Injured Children Show Marked Increase in Mental Health Diagnoses

By Hillary Eames
Friday, January 18, 2019

Children who are hospitalized for injuries may subsequently be more likely to be diagnosed with mental health issues, recent research suggests.

Authors of A study in The Journal of Pediatrics found that children treated for serious injuries were 63 percent more likely to be diagnosed with a mental health condition after their injury. They were also 155 percent more likely to be prescribed medication to treat mental illness.

Researchers observed more than 2,200 children who had been hospitalized for unintentional injuries at Nationwide Children’s Hospital in Columbus, Ohio, from June 2005 to May 2015. The children, who were 18 years of age or younger, were enrolled in the facility’s managed-Medicaid program, allowing them to receive a baseline mental health evaluation.

Mental health diagnosis rates varied considerably by injury type. Children who experienced head injuries were up to five times as likely to have a mental health diagnosis one year after their injury, according to the study.
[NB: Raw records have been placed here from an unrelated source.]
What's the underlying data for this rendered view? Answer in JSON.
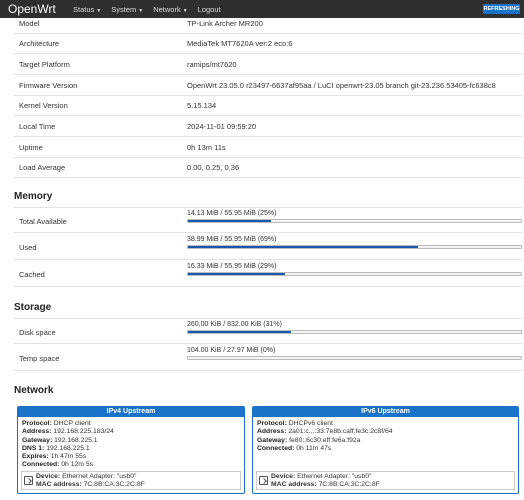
{
  "nav": {
    "brand": "OpenWrt",
    "menu": [
      {
        "label": "Status"
      },
      {
        "label": "System"
      },
      {
        "label": "Network"
      },
      {
        "label": "Logout"
      }
    ],
    "refresh_label": "REFRESHING",
    "accent": "#1a73c9"
  },
  "system": [
    {
      "key": "Model",
      "value": "TP-Link Archer MR200"
    },
    {
      "key": "Architecture",
      "value": "MediaTek MT7620A ver:2 eco:6"
    },
    {
      "key": "Target Platform",
      "value": "ramips/mt7620"
    },
    {
      "key": "Firmware Version",
      "value": "OpenWrt 23.05.0 r23497-6637af95aa / LuCI openwrt-23.05 branch git-23.236.53405-fc638c8"
    },
    {
      "key": "Kernel Version",
      "value": "5.15.134"
    },
    {
      "key": "Local Time",
      "value": "2024-11-01 09:59:20"
    },
    {
      "key": "Uptime",
      "value": "0h 13m 11s"
    },
    {
      "key": "Load Average",
      "value": "0.00, 0.25, 0.36"
    }
  ],
  "memory": {
    "title": "Memory",
    "rows": [
      {
        "key": "Total Available",
        "value": "14.13 MiB / 55.95 MiB (25%)",
        "percent": 25
      },
      {
        "key": "Used",
        "value": "38.99 MiB / 55.95 MiB (69%)",
        "percent": 69
      },
      {
        "key": "Cached",
        "value": "16.33 MiB / 55.95 MiB (29%)",
        "percent": 29
      }
    ]
  },
  "storage": {
    "title": "Storage",
    "rows": [
      {
        "key": "Disk space",
        "value": "260.00 KiB / 832.00 KiB (31%)",
        "percent": 31
      },
      {
        "key": "Temp space",
        "value": "104.00 KiB / 27.97 MiB (0%)",
        "percent": 0
      }
    ]
  },
  "network": {
    "title": "Network",
    "ipv4": {
      "header": "IPv4 Upstream",
      "lines": [
        {
          "label": "Protocol:",
          "value": "DHCP client"
        },
        {
          "label": "Address:",
          "value": "192.168.225.183/24"
        },
        {
          "label": "Gateway:",
          "value": "192.168.225.1"
        },
        {
          "label": "DNS 1:",
          "value": "192.168.225.1"
        },
        {
          "label": "Expires:",
          "value": "1h 47m 55s"
        },
        {
          "label": "Connected:",
          "value": "0h 12m 5s"
        }
      ],
      "device_label": "Device:",
      "device_value": "Ethernet Adapter: \"usb0\"",
      "mac_label": "MAC address:",
      "mac_value": "7C:8B:CA:3C:2C:8F"
    },
    "ipv6": {
      "header": "IPv6 Upstream",
      "lines": [
        {
          "label": "Protocol:",
          "value": "DHCPv6 client"
        },
        {
          "label": "Address:",
          "value": "2a01:c...:33:7e8b:caff:fe3c:2c8f/64"
        },
        {
          "label": "Gateway:",
          "value": "fe80::6c30:eff:fe6a:f92a"
        },
        {
          "label": "Connected:",
          "value": "0h 11m 47s"
        }
      ],
      "device_label": "Device:",
      "device_value": "Ethernet Adapter: \"usb0\"",
      "mac_label": "MAC address:",
      "mac_value": "7C:8B:CA:3C:2C:8F"
    }
  }
}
Children age 4 or younger who suffered burns were eight times as likely to be diagnosed with a mental health condition post-injury.

Increases in diagnoses were especially noteworthy for stress-related conditions, such as learning, eating, sleep and adjustment disorders.

Mounting Evidence

The findings reinforce earlier research that suggests pediatric injuries have a connection to mental health conditions.

A similar study in the Canadian Medical Association Journal found that major physical trauma was associated with a 40 percent higher rate of hospitalization for mental health diagnoses. The study also found that children under age 18 who suffered a major injury had the largest increased risk of hospitalization for mental health diagnoses. The researchers concluded that mental health services should be part of the traumatic-injury recovery process for injured children.

Another study, published in PM&R, the journal of the American Academy of Physical Medicine and Rehabilitation, found adolescents who suffered a traumatic brain injury were three times as likely to receive mental health services as their uninjured peers.

“We expect children to show a certain amount of stress and discomfort as a result of spending time in the hospital for an injury ...,” Julie Leonard, MD, MPH, Associate Professor of Pediatrics at Nationwide Children’s and Ohio State University College of Medicine, Associate Director of the Center for Pediatric Trauma Research at Nationwide Children’s, and Principal Investigator in the Center for Injury Research and Policy, says in a news release about the most recent study. “[I]t’s clear that there are often serious mental health concerns after children go home. We, as healthcare providers, need to do a better job assessing children for mental health needs, identifying high-risk children and referring them to mental health providers before sending them home.”

Correlation vs. Causation

Experts caution that the findings do not necessarily demonstrate that injuries cause mental health issues in children.

“There is not a direct correlation between an injury and an emotional response, except in cases of trauma-related injuries such as abuse, assault and neglect,” says David Adams, PhD, ABPP, FAACP, Director of Atlanta Medical Psychology. “Children, like adults, are variable in their response to physical and emotional demands. Some weather this period with appreciable optimism and strength. Others become dependent, feel helpless in a healthcare environment and lack the resources to cope without psychological intervention.”

Questions about Causation

There are some limitations regarding interpretation of the findings of the National Children’s Hospital study linking childhood injuries and mental health issues.

For example, children observed in the study may have had pre-existing mental health conditions that were diagnosed only after extended time spent with healthcare providers, Julie Leonard, MD, MPH, Associate Professor of Pediatrics at Nationwide Children’s and Ohio State University College of Medicine, Associate Director of the Center for Pediatric Trauma Research at Nationwide Children’s, and Principal Investigator in the Center for Injury Research and Policy, explains in a HealthDay article about the study.

Moreover, an injury could simply have exacerbated existing mental health issues, Reshma Naidoo, PhD, PSA Director of Cognitive Neuroscience at Nicklaus Children’s Hospital in Miami, pediatric neuropsychologist and neurorehabilitation specialist, tells MD News. And regardless of age or mental health, Naidoo says, an injury causes some level of stress, and providers may have difficulty differentiating between a pre-existing condition and a predictable response to physical trauma.

“You probably would be looking at diagnostic criteria, severity and the length of the problem,” Naidoo says. “The expected amount of stress, I would say, is difficult to know ... [but] the stress is situational. Mental health [issues] tend to be of longer duration and tend to be pervasive and debilitating across environments. Stress tends to be situation-limited and time-limited, unless the stressor is chronic.”

Naidoo suggests mental health screenings should be part of an injured child’s course of treatment. As a follow-up, children who seem to have a mental health condition should receive behavioral therapy, as should their parents or caretakers.

“It’s a very effective way to provide tools and mechanisms to the child and the family to decrease stressors before they become insurmountable,” Naidoo says. “It becomes something in the parents’ toolkit that they can forever draw on, teaching parents how to handle anxiety [in a way] that’s ... more functional.”